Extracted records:
Content starts
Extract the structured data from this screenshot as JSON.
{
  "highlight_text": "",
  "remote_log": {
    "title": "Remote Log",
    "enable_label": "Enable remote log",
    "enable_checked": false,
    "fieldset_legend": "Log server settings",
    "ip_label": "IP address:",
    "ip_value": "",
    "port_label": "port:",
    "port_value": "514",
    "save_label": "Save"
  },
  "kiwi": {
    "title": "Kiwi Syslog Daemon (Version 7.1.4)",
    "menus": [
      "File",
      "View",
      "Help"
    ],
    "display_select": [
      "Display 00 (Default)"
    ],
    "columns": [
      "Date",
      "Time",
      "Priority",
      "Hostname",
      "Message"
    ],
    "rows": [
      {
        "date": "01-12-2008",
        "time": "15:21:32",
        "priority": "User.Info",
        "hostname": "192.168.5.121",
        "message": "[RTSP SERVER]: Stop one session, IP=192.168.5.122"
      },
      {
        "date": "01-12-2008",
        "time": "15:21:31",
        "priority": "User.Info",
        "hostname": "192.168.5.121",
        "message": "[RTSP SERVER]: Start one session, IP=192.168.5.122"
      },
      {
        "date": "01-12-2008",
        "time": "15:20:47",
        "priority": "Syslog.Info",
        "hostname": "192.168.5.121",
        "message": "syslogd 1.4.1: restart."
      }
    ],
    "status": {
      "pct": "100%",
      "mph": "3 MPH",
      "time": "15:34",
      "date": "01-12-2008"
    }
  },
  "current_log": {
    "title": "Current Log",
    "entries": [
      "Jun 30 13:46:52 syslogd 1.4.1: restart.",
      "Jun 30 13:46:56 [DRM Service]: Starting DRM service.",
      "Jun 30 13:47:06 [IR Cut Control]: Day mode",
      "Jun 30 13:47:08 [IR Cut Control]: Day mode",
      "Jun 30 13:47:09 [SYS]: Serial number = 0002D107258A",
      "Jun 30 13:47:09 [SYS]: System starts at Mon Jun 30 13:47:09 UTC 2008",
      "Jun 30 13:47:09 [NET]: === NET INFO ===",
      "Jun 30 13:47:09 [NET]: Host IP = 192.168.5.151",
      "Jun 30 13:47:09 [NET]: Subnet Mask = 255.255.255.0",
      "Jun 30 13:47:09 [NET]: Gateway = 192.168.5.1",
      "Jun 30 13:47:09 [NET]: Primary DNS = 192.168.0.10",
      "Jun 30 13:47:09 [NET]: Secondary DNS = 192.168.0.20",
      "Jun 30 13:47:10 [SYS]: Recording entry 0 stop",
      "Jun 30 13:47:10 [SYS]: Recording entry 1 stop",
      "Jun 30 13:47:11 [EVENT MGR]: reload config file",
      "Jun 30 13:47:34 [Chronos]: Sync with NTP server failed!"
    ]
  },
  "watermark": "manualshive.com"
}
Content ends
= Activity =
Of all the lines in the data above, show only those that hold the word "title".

= Solution for this problem =
    "title": "Remote Log",
    "title": "Kiwi Syslog Daemon (Version 7.1.4)",
    "title": "Current Log",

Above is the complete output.